In his early years, he worked as a general labourer. He later completed his Bachelor of Arts at McMaster University in 1903. It is there that he gained an interest in conservation and reforestation. After studying forestry for a year at Yale University, he graduated from the University of Michigan with the degree of Master of Science in Forestry in 1905. He was then appointed lecturer at the Ontario Agricultural College in Guelph. In 1912, he took a position at the Ontario Ministry of Lands, Forests and Mines as the first provincial forester. In 1924 he rose to the position of Deputy Minister and in 1935 was appointed Chief of Reforestation. He is the author of many landmark reports and handbooks on reforestation. The Forest Fires Prevention Act and the establishment of the provincial air service are attributed to him. A highlight of his noteworthy career was the establishment of the St. Williams tree nursery in 1908, the first of its kind in Ontario. It is there that a plaque commemorating his contributions was placed in 1957.

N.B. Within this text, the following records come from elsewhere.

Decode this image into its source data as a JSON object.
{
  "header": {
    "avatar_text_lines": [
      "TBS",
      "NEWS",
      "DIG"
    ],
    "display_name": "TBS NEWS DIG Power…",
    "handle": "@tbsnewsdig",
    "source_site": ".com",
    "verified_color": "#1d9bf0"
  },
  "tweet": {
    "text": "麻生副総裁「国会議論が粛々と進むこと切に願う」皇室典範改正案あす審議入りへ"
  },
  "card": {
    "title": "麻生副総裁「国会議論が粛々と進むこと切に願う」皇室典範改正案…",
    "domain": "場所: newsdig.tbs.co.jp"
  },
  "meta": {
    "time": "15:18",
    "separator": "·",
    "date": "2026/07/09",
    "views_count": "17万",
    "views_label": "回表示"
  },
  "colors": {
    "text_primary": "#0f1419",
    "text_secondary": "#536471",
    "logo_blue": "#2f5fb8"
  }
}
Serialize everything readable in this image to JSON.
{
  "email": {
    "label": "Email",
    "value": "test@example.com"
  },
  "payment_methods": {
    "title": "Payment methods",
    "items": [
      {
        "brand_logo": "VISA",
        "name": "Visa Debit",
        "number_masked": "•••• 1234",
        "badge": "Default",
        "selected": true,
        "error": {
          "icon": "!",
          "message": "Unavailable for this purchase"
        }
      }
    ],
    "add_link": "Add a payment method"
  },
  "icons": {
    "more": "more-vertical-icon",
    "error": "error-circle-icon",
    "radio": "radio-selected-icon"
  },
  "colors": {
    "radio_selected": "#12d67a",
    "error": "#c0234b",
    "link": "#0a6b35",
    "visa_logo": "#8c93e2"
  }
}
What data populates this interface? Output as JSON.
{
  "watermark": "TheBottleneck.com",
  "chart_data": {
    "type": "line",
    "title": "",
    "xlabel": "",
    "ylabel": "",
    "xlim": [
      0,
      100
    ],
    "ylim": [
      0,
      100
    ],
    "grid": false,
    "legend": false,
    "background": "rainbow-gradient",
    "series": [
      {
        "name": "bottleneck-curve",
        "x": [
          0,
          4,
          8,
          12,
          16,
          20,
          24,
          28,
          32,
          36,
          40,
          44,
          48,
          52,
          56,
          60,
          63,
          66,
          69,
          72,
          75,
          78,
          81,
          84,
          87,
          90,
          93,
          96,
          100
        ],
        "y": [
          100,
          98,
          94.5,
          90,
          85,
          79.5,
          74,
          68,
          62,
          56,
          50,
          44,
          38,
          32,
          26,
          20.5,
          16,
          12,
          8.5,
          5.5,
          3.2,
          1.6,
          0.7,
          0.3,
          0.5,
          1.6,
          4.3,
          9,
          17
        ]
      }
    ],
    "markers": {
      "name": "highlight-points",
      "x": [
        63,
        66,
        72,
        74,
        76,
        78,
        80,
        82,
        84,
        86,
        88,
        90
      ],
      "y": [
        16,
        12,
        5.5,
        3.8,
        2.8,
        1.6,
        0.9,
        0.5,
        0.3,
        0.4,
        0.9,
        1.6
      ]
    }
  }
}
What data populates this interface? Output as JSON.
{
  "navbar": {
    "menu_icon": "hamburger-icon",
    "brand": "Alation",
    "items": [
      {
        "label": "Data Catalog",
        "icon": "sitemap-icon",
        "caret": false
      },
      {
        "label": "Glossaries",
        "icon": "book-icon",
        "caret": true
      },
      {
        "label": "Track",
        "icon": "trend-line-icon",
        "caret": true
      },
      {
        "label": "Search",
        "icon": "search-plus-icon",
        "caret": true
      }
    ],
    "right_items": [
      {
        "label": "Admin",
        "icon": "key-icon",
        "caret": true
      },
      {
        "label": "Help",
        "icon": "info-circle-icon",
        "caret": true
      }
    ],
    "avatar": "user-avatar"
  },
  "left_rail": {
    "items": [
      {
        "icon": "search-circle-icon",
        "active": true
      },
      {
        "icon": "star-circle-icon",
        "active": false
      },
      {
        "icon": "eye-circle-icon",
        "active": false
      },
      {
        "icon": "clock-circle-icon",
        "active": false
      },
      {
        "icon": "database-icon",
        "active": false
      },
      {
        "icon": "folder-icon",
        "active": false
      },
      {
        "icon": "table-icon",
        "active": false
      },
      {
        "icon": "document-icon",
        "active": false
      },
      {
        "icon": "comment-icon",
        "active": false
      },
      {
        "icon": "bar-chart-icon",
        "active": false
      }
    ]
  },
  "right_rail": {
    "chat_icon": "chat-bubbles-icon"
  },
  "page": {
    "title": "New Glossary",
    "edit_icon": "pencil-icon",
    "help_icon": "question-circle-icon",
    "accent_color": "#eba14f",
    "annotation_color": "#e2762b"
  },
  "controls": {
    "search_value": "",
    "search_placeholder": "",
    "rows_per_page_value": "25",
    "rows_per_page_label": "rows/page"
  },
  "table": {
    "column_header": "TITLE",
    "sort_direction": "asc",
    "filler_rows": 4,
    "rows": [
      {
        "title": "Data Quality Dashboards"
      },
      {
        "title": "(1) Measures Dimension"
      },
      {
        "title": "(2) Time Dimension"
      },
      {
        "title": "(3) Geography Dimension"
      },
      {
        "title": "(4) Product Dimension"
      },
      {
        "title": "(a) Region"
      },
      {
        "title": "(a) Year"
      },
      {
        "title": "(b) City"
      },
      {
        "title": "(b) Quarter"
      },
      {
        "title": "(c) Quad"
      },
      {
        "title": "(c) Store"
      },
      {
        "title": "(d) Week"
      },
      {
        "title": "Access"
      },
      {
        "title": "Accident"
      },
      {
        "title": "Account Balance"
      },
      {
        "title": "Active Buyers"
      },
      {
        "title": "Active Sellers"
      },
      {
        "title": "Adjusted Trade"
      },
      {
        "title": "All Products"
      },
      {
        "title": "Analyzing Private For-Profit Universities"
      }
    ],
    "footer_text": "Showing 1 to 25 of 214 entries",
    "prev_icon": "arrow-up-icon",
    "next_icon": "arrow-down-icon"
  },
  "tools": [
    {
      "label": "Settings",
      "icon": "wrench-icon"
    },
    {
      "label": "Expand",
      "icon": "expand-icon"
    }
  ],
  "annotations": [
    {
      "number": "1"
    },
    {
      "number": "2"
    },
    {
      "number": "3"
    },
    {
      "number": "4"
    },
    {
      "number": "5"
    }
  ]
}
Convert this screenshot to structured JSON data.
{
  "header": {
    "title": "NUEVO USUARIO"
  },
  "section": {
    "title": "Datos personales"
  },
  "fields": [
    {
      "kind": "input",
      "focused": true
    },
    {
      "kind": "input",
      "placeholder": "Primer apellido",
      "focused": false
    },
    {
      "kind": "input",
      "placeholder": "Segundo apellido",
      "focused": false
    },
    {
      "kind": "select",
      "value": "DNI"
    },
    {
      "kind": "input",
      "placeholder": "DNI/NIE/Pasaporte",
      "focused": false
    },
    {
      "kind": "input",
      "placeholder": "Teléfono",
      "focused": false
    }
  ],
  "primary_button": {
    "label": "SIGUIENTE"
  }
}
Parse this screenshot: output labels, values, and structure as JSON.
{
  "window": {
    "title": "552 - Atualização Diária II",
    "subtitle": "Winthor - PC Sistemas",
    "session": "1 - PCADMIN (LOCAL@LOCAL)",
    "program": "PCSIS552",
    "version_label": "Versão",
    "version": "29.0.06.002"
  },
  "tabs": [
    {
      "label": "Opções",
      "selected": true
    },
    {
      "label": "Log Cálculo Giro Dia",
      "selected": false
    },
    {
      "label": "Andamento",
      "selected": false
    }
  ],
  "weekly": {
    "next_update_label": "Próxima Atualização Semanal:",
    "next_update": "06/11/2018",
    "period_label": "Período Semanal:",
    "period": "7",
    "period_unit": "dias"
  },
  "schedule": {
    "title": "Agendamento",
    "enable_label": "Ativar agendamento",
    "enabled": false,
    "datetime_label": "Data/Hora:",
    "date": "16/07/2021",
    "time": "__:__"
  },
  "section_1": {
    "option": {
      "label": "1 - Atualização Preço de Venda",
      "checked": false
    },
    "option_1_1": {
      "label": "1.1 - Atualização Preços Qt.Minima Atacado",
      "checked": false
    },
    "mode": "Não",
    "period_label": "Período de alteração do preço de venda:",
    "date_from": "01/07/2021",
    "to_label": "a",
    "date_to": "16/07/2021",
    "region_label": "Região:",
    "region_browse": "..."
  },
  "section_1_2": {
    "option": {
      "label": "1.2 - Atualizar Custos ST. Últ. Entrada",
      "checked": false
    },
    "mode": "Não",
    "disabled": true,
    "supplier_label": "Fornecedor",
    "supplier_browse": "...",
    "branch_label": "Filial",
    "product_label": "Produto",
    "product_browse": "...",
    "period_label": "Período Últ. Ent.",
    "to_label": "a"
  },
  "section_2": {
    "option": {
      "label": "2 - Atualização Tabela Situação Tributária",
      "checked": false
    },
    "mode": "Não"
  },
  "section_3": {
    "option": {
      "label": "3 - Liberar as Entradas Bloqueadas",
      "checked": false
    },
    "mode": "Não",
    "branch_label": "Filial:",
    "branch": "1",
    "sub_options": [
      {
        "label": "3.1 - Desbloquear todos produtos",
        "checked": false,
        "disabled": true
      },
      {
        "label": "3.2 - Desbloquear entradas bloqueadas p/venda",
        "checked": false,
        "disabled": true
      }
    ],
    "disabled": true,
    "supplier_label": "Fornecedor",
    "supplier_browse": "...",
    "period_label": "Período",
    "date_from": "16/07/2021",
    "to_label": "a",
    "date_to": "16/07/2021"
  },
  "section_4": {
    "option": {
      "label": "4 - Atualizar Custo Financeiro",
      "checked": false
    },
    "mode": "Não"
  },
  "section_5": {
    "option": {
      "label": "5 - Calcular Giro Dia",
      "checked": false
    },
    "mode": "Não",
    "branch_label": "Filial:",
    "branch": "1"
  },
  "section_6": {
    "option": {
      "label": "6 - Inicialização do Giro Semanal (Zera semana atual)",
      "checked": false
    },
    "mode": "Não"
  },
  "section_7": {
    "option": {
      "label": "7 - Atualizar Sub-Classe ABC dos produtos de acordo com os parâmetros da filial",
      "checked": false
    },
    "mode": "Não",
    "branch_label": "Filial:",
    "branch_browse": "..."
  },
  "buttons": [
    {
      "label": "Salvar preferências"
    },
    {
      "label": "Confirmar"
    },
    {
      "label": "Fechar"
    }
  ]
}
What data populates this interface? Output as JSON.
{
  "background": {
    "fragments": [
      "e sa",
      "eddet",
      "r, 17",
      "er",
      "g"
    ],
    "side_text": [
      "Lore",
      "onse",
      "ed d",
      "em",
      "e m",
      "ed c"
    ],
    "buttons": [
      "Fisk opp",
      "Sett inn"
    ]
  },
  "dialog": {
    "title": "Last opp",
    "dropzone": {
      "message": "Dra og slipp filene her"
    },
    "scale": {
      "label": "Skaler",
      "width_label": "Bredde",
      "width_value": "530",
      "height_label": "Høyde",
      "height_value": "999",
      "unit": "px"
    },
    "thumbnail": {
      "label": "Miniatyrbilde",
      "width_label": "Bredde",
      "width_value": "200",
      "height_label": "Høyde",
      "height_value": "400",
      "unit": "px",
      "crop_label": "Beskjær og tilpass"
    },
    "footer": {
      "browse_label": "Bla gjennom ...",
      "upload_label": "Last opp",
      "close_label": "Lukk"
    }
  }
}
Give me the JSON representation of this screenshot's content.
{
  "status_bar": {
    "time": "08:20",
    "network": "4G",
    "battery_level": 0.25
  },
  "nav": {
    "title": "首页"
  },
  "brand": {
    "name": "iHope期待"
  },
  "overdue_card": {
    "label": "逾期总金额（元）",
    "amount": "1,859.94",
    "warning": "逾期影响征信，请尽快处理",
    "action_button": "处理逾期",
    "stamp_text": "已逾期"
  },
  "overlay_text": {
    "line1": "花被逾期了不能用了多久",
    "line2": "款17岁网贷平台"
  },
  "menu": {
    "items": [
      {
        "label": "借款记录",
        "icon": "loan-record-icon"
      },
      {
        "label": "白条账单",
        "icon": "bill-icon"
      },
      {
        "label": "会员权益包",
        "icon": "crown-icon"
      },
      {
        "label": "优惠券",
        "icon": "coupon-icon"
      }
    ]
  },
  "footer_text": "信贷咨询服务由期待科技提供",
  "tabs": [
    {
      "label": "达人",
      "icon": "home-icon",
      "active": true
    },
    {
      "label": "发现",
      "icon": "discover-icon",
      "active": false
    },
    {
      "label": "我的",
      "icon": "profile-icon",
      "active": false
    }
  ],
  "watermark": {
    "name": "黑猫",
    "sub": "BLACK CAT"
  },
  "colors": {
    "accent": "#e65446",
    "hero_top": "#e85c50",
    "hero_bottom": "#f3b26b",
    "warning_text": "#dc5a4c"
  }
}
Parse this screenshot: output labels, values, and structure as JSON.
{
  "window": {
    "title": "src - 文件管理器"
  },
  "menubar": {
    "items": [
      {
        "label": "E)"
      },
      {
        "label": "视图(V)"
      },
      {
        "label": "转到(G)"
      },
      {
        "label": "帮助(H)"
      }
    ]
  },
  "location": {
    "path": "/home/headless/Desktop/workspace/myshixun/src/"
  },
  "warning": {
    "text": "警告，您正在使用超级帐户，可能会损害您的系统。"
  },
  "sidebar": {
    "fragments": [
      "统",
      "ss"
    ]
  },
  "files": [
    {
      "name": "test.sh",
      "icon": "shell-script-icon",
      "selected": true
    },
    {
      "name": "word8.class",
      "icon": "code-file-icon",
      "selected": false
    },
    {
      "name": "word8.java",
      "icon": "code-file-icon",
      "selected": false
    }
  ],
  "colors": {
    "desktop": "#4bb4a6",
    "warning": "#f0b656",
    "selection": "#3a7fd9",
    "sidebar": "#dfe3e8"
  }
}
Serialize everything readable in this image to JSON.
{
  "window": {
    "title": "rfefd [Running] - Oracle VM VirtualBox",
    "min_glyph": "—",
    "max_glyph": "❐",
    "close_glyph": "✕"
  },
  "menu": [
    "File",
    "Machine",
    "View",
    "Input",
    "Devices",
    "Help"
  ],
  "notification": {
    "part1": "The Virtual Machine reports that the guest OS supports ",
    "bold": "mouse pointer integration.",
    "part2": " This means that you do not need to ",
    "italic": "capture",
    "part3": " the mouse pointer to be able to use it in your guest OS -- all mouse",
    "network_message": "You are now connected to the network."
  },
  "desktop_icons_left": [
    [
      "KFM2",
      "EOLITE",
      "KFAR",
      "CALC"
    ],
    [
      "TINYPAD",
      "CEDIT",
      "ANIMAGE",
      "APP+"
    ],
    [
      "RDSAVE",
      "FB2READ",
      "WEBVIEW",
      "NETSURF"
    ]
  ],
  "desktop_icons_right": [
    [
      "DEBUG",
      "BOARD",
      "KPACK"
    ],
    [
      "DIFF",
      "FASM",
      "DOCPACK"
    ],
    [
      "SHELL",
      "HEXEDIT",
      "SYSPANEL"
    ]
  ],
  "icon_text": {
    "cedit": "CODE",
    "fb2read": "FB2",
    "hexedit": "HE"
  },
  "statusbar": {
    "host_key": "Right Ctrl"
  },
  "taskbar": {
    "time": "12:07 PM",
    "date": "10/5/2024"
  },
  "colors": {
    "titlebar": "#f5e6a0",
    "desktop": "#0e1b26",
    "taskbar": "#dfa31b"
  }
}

Key publications[edit]

  • Report on the Reforestation of Wastelands in Southern Ontario, 1909
  • Hardwood Trees of Ontario, 1959
  • E.J. Zavitz Recollections, 1875-1964, a publication of the Department of Lands and Forest of Ontario
  • Fifty Years of Reforestation in Ontario, 1961

References[edit]